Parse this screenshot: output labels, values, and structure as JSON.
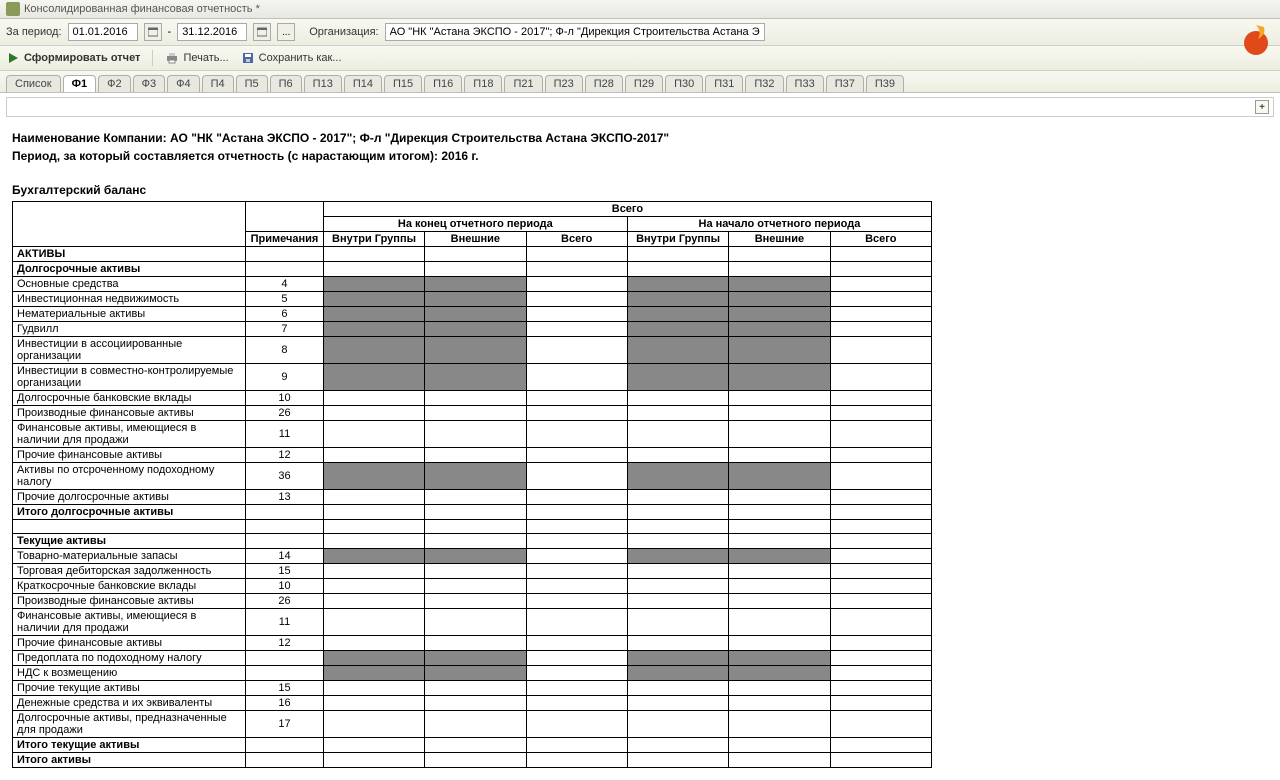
{
  "window": {
    "title": "Консолидированная финансовая отчетность *"
  },
  "filter": {
    "period_label": "За период:",
    "date_from": "01.01.2016",
    "date_to": "31.12.2016",
    "dash": "-",
    "dots": "...",
    "org_label": "Организация:",
    "org_value": "АО \"НК \"Астана ЭКСПО - 2017\"; Ф-л \"Дирекция Строительства Астана ЭКСПО-2017\""
  },
  "actions": {
    "run": "Сформировать отчет",
    "print": "Печать...",
    "save_as": "Сохранить как..."
  },
  "tabs": [
    "Список",
    "Ф1",
    "Ф2",
    "Ф3",
    "Ф4",
    "П4",
    "П5",
    "П6",
    "П13",
    "П14",
    "П15",
    "П16",
    "П18",
    "П21",
    "П23",
    "П28",
    "П29",
    "П30",
    "П31",
    "П32",
    "П33",
    "П37",
    "П39"
  ],
  "active_tab": "Ф1",
  "expand_icon": "+",
  "report_header": {
    "line1_label": "Наименование Компании:",
    "line1_value": "АО \"НК \"Астана ЭКСПО - 2017\"; Ф-л \"Дирекция Строительства Астана ЭКСПО-2017\"",
    "line2_label": "Период, за который составляется отчетность (с нарастающим итогом):",
    "line2_value": "2016 г."
  },
  "section_title": "Бухгалтерский баланс",
  "thead": {
    "total": "Всего",
    "notes": "Примечания",
    "end_period": "На конец отчетного периода",
    "start_period": "На начало отчетного периода",
    "in_group": "Внутри Группы",
    "external": "Внешние",
    "sum": "Всего"
  },
  "rows": [
    {
      "label": "АКТИВЫ",
      "note": "",
      "bold": true,
      "shaded": false
    },
    {
      "label": "Долгосрочные активы",
      "note": "",
      "bold": true,
      "shaded": false
    },
    {
      "label": "Основные средства",
      "note": "4",
      "bold": false,
      "shaded": true
    },
    {
      "label": "Инвестиционная недвижимость",
      "note": "5",
      "bold": false,
      "shaded": true
    },
    {
      "label": "Нематериальные активы",
      "note": "6",
      "bold": false,
      "shaded": true
    },
    {
      "label": "Гудвилл",
      "note": "7",
      "bold": false,
      "shaded": true
    },
    {
      "label": "Инвестиции в ассоциированные организации",
      "note": "8",
      "bold": false,
      "shaded": true
    },
    {
      "label": "Инвестиции в совместно-контролируемые организации",
      "note": "9",
      "bold": false,
      "shaded": true
    },
    {
      "label": "Долгосрочные банковские вклады",
      "note": "10",
      "bold": false,
      "shaded": false
    },
    {
      "label": "Производные финансовые активы",
      "note": "26",
      "bold": false,
      "shaded": false
    },
    {
      "label": "Финансовые активы, имеющиеся в наличии для продажи",
      "note": "11",
      "bold": false,
      "shaded": false
    },
    {
      "label": "Прочие финансовые активы",
      "note": "12",
      "bold": false,
      "shaded": false
    },
    {
      "label": "Активы по отсроченному подоходному налогу",
      "note": "36",
      "bold": false,
      "shaded": true
    },
    {
      "label": "Прочие долгосрочные активы",
      "note": "13",
      "bold": false,
      "shaded": false
    },
    {
      "label": "Итого долгосрочные активы",
      "note": "",
      "bold": true,
      "shaded": false
    },
    {
      "label": "",
      "note": "",
      "bold": false,
      "shaded": false
    },
    {
      "label": "Текущие активы",
      "note": "",
      "bold": true,
      "shaded": false
    },
    {
      "label": "Товарно-материальные запасы",
      "note": "14",
      "bold": false,
      "shaded": true
    },
    {
      "label": "Торговая дебиторская задолженность",
      "note": "15",
      "bold": false,
      "shaded": false
    },
    {
      "label": "Краткосрочные банковские вклады",
      "note": "10",
      "bold": false,
      "shaded": false
    },
    {
      "label": "Производные финансовые активы",
      "note": "26",
      "bold": false,
      "shaded": false
    },
    {
      "label": "Финансовые активы, имеющиеся в наличии для продажи",
      "note": "11",
      "bold": false,
      "shaded": false
    },
    {
      "label": "Прочие финансовые активы",
      "note": "12",
      "bold": false,
      "shaded": false
    },
    {
      "label": "Предоплата по подоходному налогу",
      "note": "",
      "bold": false,
      "shaded": true
    },
    {
      "label": "НДС к возмещению",
      "note": "",
      "bold": false,
      "shaded": true
    },
    {
      "label": "Прочие текущие активы",
      "note": "15",
      "bold": false,
      "shaded": false
    },
    {
      "label": "Денежные средства и их эквиваленты",
      "note": "16",
      "bold": false,
      "shaded": false
    },
    {
      "label": "Долгосрочные активы, предназначенные для продажи",
      "note": "17",
      "bold": false,
      "shaded": false
    },
    {
      "label": "Итого текущие активы",
      "note": "",
      "bold": true,
      "shaded": false
    },
    {
      "label": "Итого активы",
      "note": "",
      "bold": true,
      "shaded": false
    }
  ]
}
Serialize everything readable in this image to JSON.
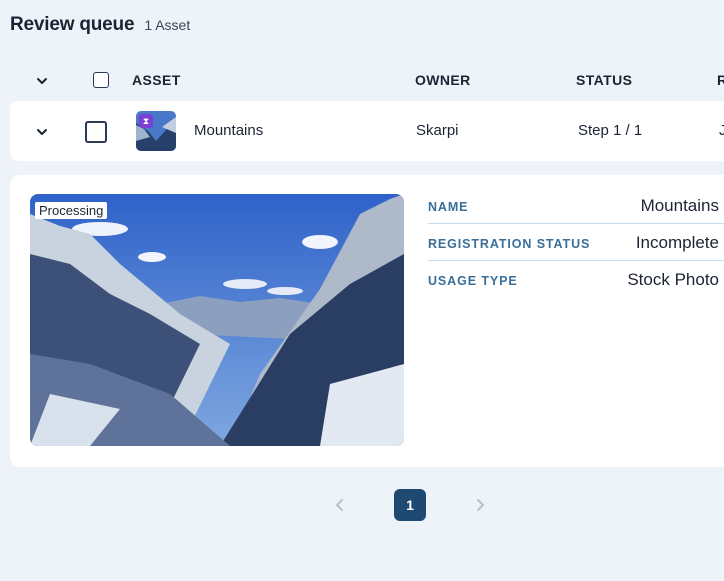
{
  "header": {
    "title": "Review queue",
    "count": "1 Asset"
  },
  "table": {
    "columns": [
      "ASSET",
      "OWNER",
      "STATUS",
      "R"
    ],
    "rows": [
      {
        "asset_name": "Mountains",
        "owner": "Skarpi",
        "status": "Step 1 / 1",
        "next_col_fragment": "J",
        "badge_icon": "hourglass-icon"
      }
    ]
  },
  "detail": {
    "processing_label": "Processing",
    "fields": [
      {
        "key": "NAME",
        "value": "Mountains"
      },
      {
        "key": "REGISTRATION STATUS",
        "value": "Incomplete"
      },
      {
        "key": "USAGE TYPE",
        "value": "Stock Photo"
      }
    ]
  },
  "pagination": {
    "current_page": "1"
  },
  "colors": {
    "accent": "#1e4a72",
    "label_blue": "#3a6f9a",
    "badge_purple": "#7b3fd6",
    "background": "#eef3f9"
  }
}
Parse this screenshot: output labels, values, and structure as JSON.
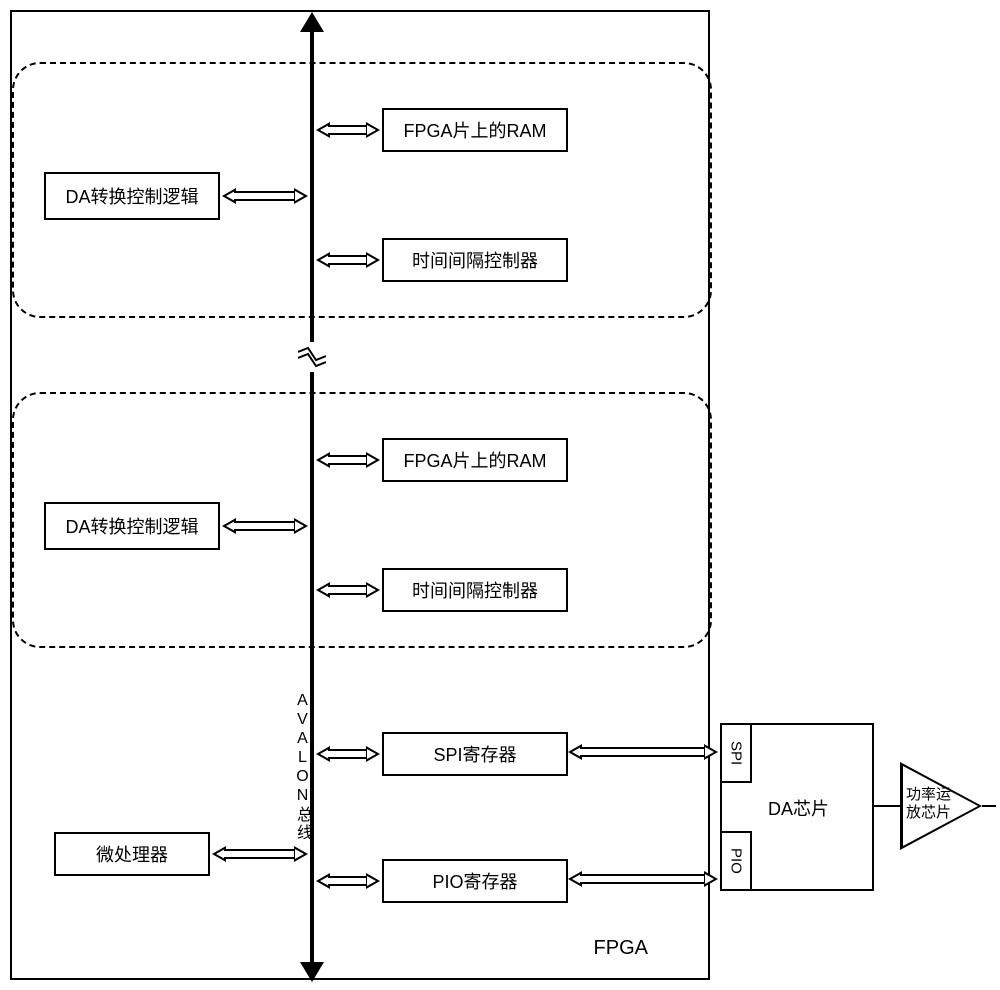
{
  "labels": {
    "fpga": "FPGA",
    "bus": "AVALON总线",
    "da_logic": "DA转换控制逻辑",
    "ram": "FPGA片上的RAM",
    "timer": "时间间隔控制器",
    "spi_reg": "SPI寄存器",
    "pio_reg": "PIO寄存器",
    "microproc": "微处理器",
    "da_chip": "DA芯片",
    "spi": "SPI",
    "pio": "PIO",
    "opamp_line1": "功率运",
    "opamp_line2": "放芯片"
  }
}
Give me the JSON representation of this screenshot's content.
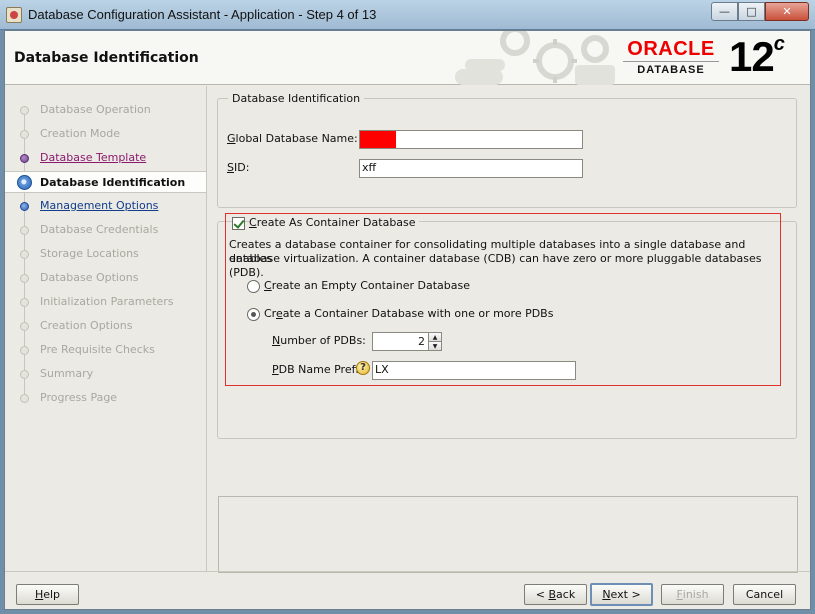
{
  "window": {
    "title": "Database Configuration Assistant - Application - Step 4 of 13",
    "minimize_glyph": "—",
    "maximize_glyph": "□",
    "close_glyph": "✕"
  },
  "header": {
    "title": "Database Identification",
    "logo_word": "ORACLE",
    "logo_sub": "DATABASE",
    "version": "12",
    "version_suffix": "c"
  },
  "nav": {
    "items": [
      {
        "label": "Database Operation",
        "state": "disabled"
      },
      {
        "label": "Creation Mode",
        "state": "disabled"
      },
      {
        "label": "Database Template",
        "state": "visited"
      },
      {
        "label": "Database Identification",
        "state": "current"
      },
      {
        "label": "Management Options",
        "state": "link"
      },
      {
        "label": "Database Credentials",
        "state": "disabled"
      },
      {
        "label": "Storage Locations",
        "state": "disabled"
      },
      {
        "label": "Database Options",
        "state": "disabled"
      },
      {
        "label": "Initialization Parameters",
        "state": "disabled"
      },
      {
        "label": "Creation Options",
        "state": "disabled"
      },
      {
        "label": "Pre Requisite Checks",
        "state": "disabled"
      },
      {
        "label": "Summary",
        "state": "disabled"
      },
      {
        "label": "Progress Page",
        "state": "disabled"
      }
    ]
  },
  "identification": {
    "legend": "Database Identification",
    "global_name_label_mnemonic": "G",
    "global_name_label_rest": "lobal Database Name:",
    "sid_label_mnemonic": "S",
    "sid_label_rest": "ID:",
    "sid_value": "xff"
  },
  "container": {
    "checkbox_mnemonic": "C",
    "checkbox_label_rest": "reate As Container Database",
    "checked": true,
    "description_line1": "Creates a database container for consolidating multiple databases into a single database and enables",
    "description_line2": "database virtualization. A container database (CDB) can have zero or more pluggable databases (PDB).",
    "radio_empty_mnemonic": "C",
    "radio_empty_label_rest": "reate an Empty Container Database",
    "radio_pdbs_label_start": "Cr",
    "radio_pdbs_mnemonic": "e",
    "radio_pdbs_label_rest": "ate a Container Database with one or more PDBs",
    "selected_option": "with_pdbs",
    "num_pdbs_mnemonic": "N",
    "num_pdbs_label_rest": "umber of PDBs:",
    "num_pdbs_value": "2",
    "pdb_prefix_mnemonic": "P",
    "pdb_prefix_label_rest": "DB Name Prefix:",
    "pdb_prefix_value": "LX"
  },
  "buttons": {
    "help_mnemonic": "H",
    "help_rest": "elp",
    "back_prefix": "< ",
    "back_mnemonic": "B",
    "back_rest": "ack",
    "next_mnemonic": "N",
    "next_rest": "ext >",
    "finish_mnemonic": "F",
    "finish_rest": "inish",
    "cancel": "Cancel"
  },
  "colors": {
    "oracle_red": "#e00000",
    "redaction": "#ff0000",
    "highlight_border": "#e03030",
    "visited_link": "#8b1a6e",
    "link": "#123d8b"
  }
}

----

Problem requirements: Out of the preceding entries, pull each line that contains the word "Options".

Answer space:
        "label": "Management Options",
        "label": "Database Options",
        "label": "Creation Options",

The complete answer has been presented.